Go Back   Motorcycle Forum > Motorcycle.Com General Discussion > Motorcycle Mods and Maintenance

Reply
 
Thread Tools
Old 02-10-2008, 07:01 AM   #1
lilpunk1133
Registered Member
 
Join Date: Sep 2007
Posts: 16
Question Electrical Problem

I have a 2002 kawasaki Ninja ZX7R and when I leave the pos bat cable attached to the bat then it will kill the bat...brand new battery...no idea where to start and dont have the money to pay a mechanic right now...should i just save up and wait or try and fix it?
lilpunk1133 is offline   Reply With Quote

Sponsored Links Remove Advertisements
Motorcycle Forum
Advertisement
Old 02-10-2008, 07:02 AM   #2
sachiwilson
Women Riders Moderator
 
sachiwilson's Avatar
 
Join Date: Jun 2007
Location: San Diego
Posts: 1,609
Default

You have a short. Start tracking those wires.
__________________
Frappé LaRue
*Safety Queen*
Are you a Rounder?

Sarnali: "what could be more useless than arguing with a deaf female lawyer????"
sachiwilson is offline   Reply With Quote
Old 02-10-2008, 10:15 PM   #3
Zachery
Registered Member
 
Join Date: Oct 2007
Location: Redmond WA
Posts: 46
Default

sachiwilson is right track down the wires. I bought a service manual for my R6. It will have the circuit diagram of your bike which might help. A small electrical meter might help to track down what is drawing current Sometimes a poor ignition switch can be at fault i.e. it doesn't shut every thing off. Normally there is a small drain if it has clock or an electronic dash but nothing that will drain the battery that fast. Something is drawing current that shouldn't. If you can't track it down by yourself you might see if you have local voc-tech school nearby. It would make a great motorcycle mechanics class exercise.

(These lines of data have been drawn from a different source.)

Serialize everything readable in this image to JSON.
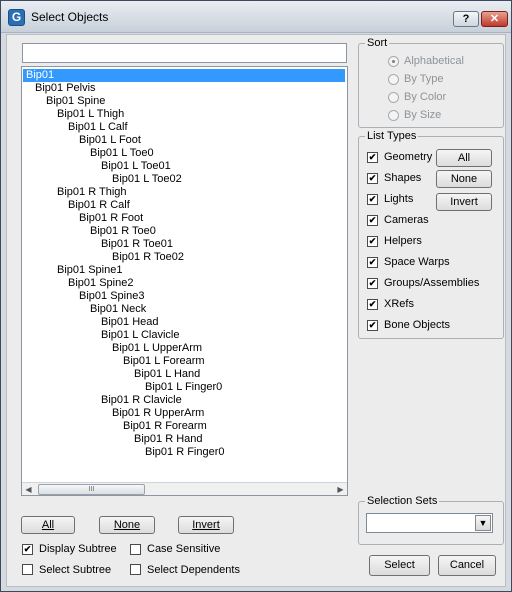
{
  "window": {
    "title": "Select Objects",
    "help_label": "?",
    "close_label": "✕",
    "app_icon": "3ds-max-icon"
  },
  "filter": {
    "value": "",
    "placeholder": ""
  },
  "tree": {
    "items": [
      {
        "label": "Bip01",
        "selected": true
      },
      {
        "label": "Bip01 Pelvis"
      },
      {
        "label": "Bip01 Spine"
      },
      {
        "label": "Bip01 L Thigh"
      },
      {
        "label": "Bip01 L Calf"
      },
      {
        "label": "Bip01 L Foot"
      },
      {
        "label": "Bip01 L Toe0"
      },
      {
        "label": "Bip01 L Toe01"
      },
      {
        "label": "Bip01 L Toe02"
      },
      {
        "label": "Bip01 R Thigh"
      },
      {
        "label": "Bip01 R Calf"
      },
      {
        "label": "Bip01 R Foot"
      },
      {
        "label": "Bip01 R Toe0"
      },
      {
        "label": "Bip01 R Toe01"
      },
      {
        "label": "Bip01 R Toe02"
      },
      {
        "label": "Bip01 Spine1"
      },
      {
        "label": "Bip01 Spine2"
      },
      {
        "label": "Bip01 Spine3"
      },
      {
        "label": "Bip01 Neck"
      },
      {
        "label": "Bip01 Head"
      },
      {
        "label": "Bip01 L Clavicle"
      },
      {
        "label": "Bip01 L UpperArm"
      },
      {
        "label": "Bip01 L Forearm"
      },
      {
        "label": "Bip01 L Hand"
      },
      {
        "label": "Bip01 L Finger0"
      },
      {
        "label": "Bip01 R Clavicle"
      },
      {
        "label": "Bip01 R UpperArm"
      },
      {
        "label": "Bip01 R Forearm"
      },
      {
        "label": "Bip01 R Hand"
      },
      {
        "label": "Bip01 R Finger0"
      }
    ],
    "scroll_thumb_text": "III"
  },
  "bottom_buttons": {
    "all": "All",
    "none": "None",
    "invert": "Invert"
  },
  "options": {
    "display_subtree": {
      "label": "Display Subtree",
      "checked": true
    },
    "case_sensitive": {
      "label": "Case Sensitive",
      "checked": false
    },
    "select_subtree": {
      "label": "Select Subtree",
      "checked": false
    },
    "select_dependents": {
      "label": "Select Dependents",
      "checked": false
    }
  },
  "sort": {
    "title": "Sort",
    "options": [
      {
        "label": "Alphabetical",
        "selected": true
      },
      {
        "label": "By Type"
      },
      {
        "label": "By Color"
      },
      {
        "label": "By Size"
      }
    ]
  },
  "list_types": {
    "title": "List Types",
    "items": [
      {
        "label": "Geometry",
        "checked": true
      },
      {
        "label": "Shapes",
        "checked": true
      },
      {
        "label": "Lights",
        "checked": true
      },
      {
        "label": "Cameras",
        "checked": true
      },
      {
        "label": "Helpers",
        "checked": true
      },
      {
        "label": "Space Warps",
        "checked": true
      },
      {
        "label": "Groups/Assemblies",
        "checked": true
      },
      {
        "label": "XRefs",
        "checked": true
      },
      {
        "label": "Bone Objects",
        "checked": true
      }
    ],
    "all_label": "All",
    "none_label": "None",
    "invert_label": "Invert"
  },
  "selection_sets": {
    "title": "Selection Sets",
    "value": ""
  },
  "actions": {
    "select": "Select",
    "cancel": "Cancel"
  }
}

The good thing about bikes is that there isn't alot of electrical stuff on them so it should be easier to track down. The ZX-7R was a pretty solid bike and not much electronics compared to the new stuff so it is something probably real simple i.e someone did some maintenance and screwed up. Good luck
Zachery is offline   Reply With Quote
Old 02-11-2008, 09:20 AM   #4
pushrod
Founding Member
 
pushrod's Avatar
 
Join Date: Nov 2001
Location: Baja 'Bama
Posts: 3,642
Default

If you haven't had the bike since new, the first thing to do is look for a "Shade tree" wiring job, like when the turn signals are re-wired after the fender eliminator kit is installed.

Most folks have no idea how to properly re-route, connect and splice wires, even less on wires that are exposed to the elements.

You may find a short in such a place. Otherwise, it's detective work.

One trick is to work in very dim light. If it is a gross short, with a hot wire touching something, you can root around and you may see an arc when you move the offending wire.

Good luck! Keep us "current" on your progress!
__________________
You would not understand,
this is not how I am...

I have become -
Comfortably Numb.
pushrod is offline   Reply With Quote
Old 02-11-2008, 11:27 AM   #5
bbtowns
Founding Member
 
Join Date: Jun 2007
Posts: 540
Default

You didn't say how fast the battery goes dead, but you've gotten some good advice here. I'd measure the current accross the battery posts with and without any optional electrical accessories connected with the bike off and see whether the current changes. Something is either shorting or running while you park your bike, if it's not an accessory then contine measuring current while you play explore your wiring a bit and watch for changes. You'll need a multi-meter or something similar to do this, but they're really cheap! Good luck.
__________________
What kind of man can abandon his family like that?
Seriously, who is he, I'd like lessons.
bbtowns is offline   Reply With Quote
Reply


Thread Tools

Posting Rules
You may not post new threads
You may not post replies
You may not post attachments
You may not edit your posts

vB code is On
Smilies are On
[IMG] code is On
HTML code is Off
Trackbacks are Off
Pingbacks are Off
Refbacks are Off